SCROLLING AND PADS
       For almost any user, there is no reason to turn off scrolling. The
       ability to turn this off - and especially the ability to toggle this
       interactively - is done more for theoretical completeness than anything
       else.

       But, nonetheless, here are the details. Typically in a curses
       application you create a "window." Windows don't scroll, however. They
       are, at most, the size of your terminal. Windows provide double-
       buffering to make refreshing as fast and seemless as possible. However,
       to enable scrolling, one has to use "pads" instead of windows. Pads can
       be bigger than the current terminal. Then all necessary data is written
       to the pad, and "scrolling" becomes a function of just showing the
       right part of that pad on the screen.

       However, pads do not have the double-buffering feature that windows
       have. Thus, there _might_ be some case where for some user using some
       very strange machine, having scrolling enabled could cause poor
       refreshing. Given the nature of the way iptstate uses the screen
       though, I find this highly unlikely. In addition, the scrolling method
       uses a little more memory. However, iptstate is not a memory intensive
       application, so this shouldn't be a problem even on low-memory systems.

       Nonetheless, if this does negatively affect you, the option to turn it
       off is there.


EXIT STATUS
       Anything other than 0 indicates and error. A list of current exit
       statuses are below:

       0      Success

       1      Bad command-line arguments

       2      Error communicating with the netfilter subsystem.

       3      Terminal too narrow


BUGS
       We don't support filtering on resolved names, and we don't support
       filtering on networks. IPv6 support is new and the dynamic formatting
       doesn't yet always handle IPv6 addresses as well as it should.


BUG REPORTS
       All bugs should be reported to Phil Dibowitz <phil AT ipom DOT com>.
       Please see the README and BUGS for more information on bug reports.
       Please read the WISHLIST before sending in features you hope to see.


NOTES
       iptstate does a lot of work to try to fit everything on the screen in
       an easy-to-read way. However, in some cases, hostnames may need to be
       truncated (in lookup mode). Similarly, IPv6 addresses may need to be
       truncated. The truncation of names happens from the right for source
       because you most likely know your own domain name, and from the left
       for destination because knowing your users are connection to "mail.a."
       doesn't help much. However, for addresses, this is reversed.

       iptstate does not automatically handle window-resizes while in the
       interactive help screen. If you do resize while in this window, you
       should return to the main window, hit ctrl-L to re-calculate and re-
       draw the screen, and then, if you choose, return to the interactive
       help.

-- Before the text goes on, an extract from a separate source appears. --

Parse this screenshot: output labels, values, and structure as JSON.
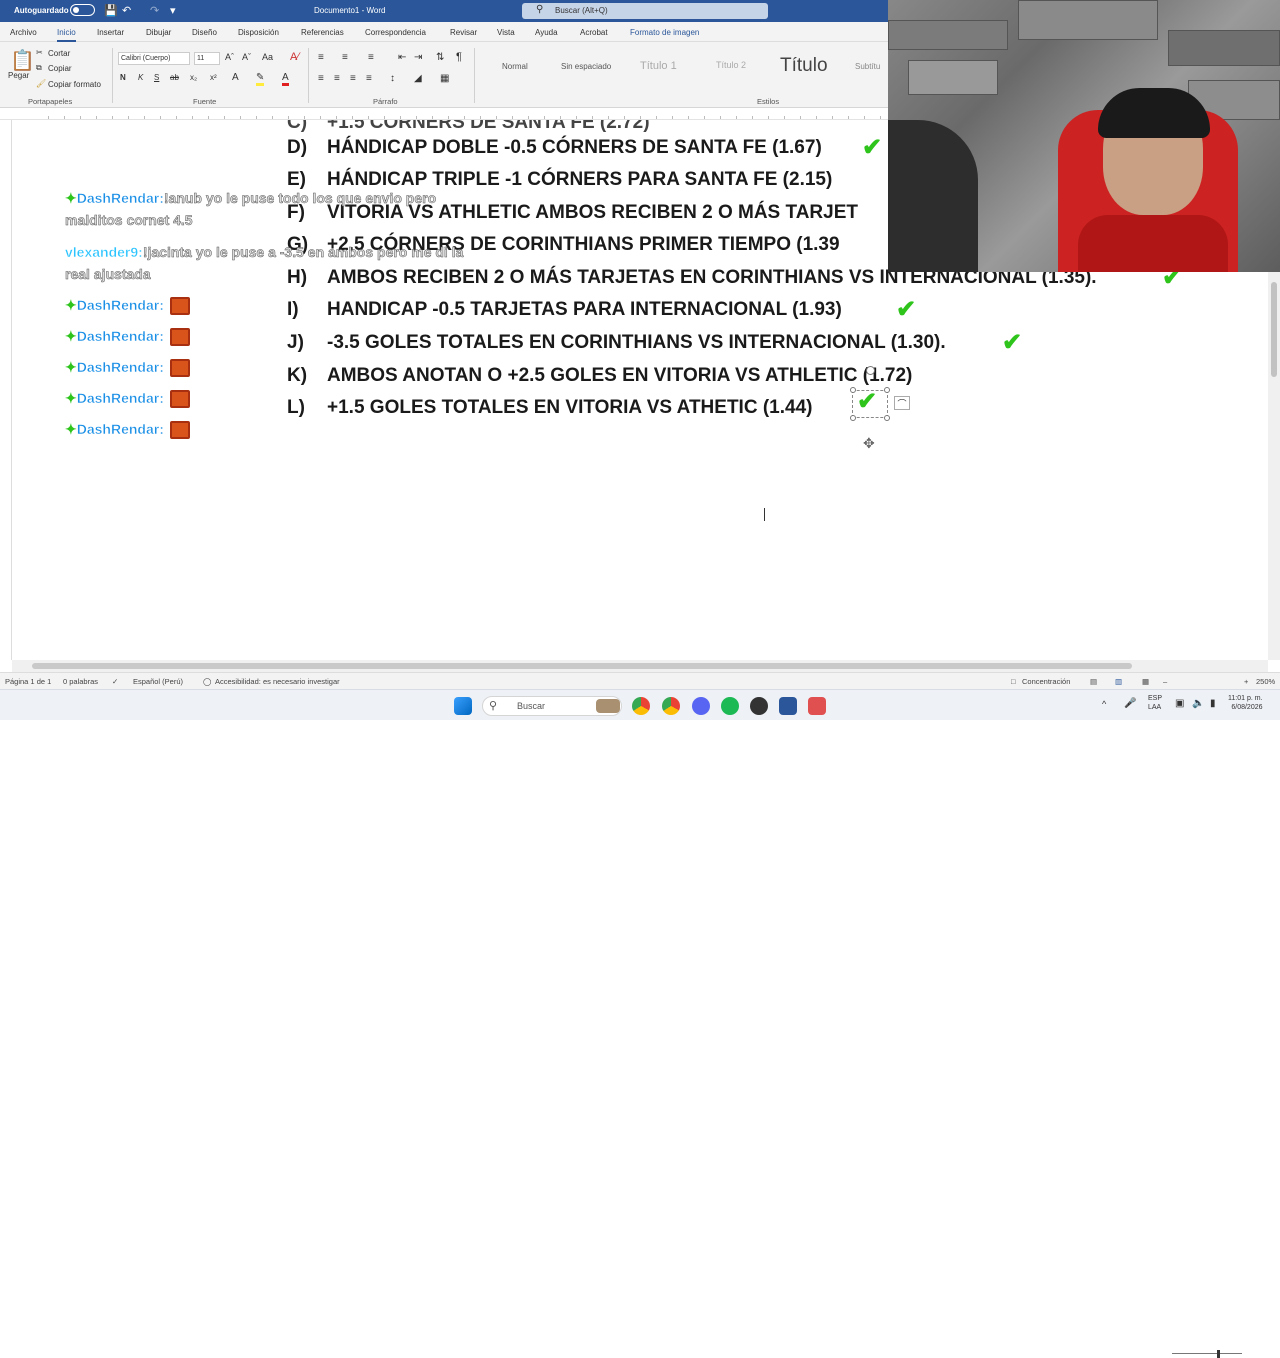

       iptstate currently uses libnetfilter_conntrack to access the netfilter
       connection state table. However, older versions read out of
       /proc/net/ip_conntrack, and the current version can still be compiled
       to do this. This deprecated method can be racy on SMP systems, and can
       hurt performance on very heavily loaded firewalls. This deprecated
       method should be avoided - support will be removed in future versions.


SEE ALSO
       iptables(8)

AUTHOR
       iptstate was written by Phil Dibowitz <phil AT ipom DOT com>
       http://www.phildev.net/iptstate/



                                   JUNE 2012                       IPTSTATE(8)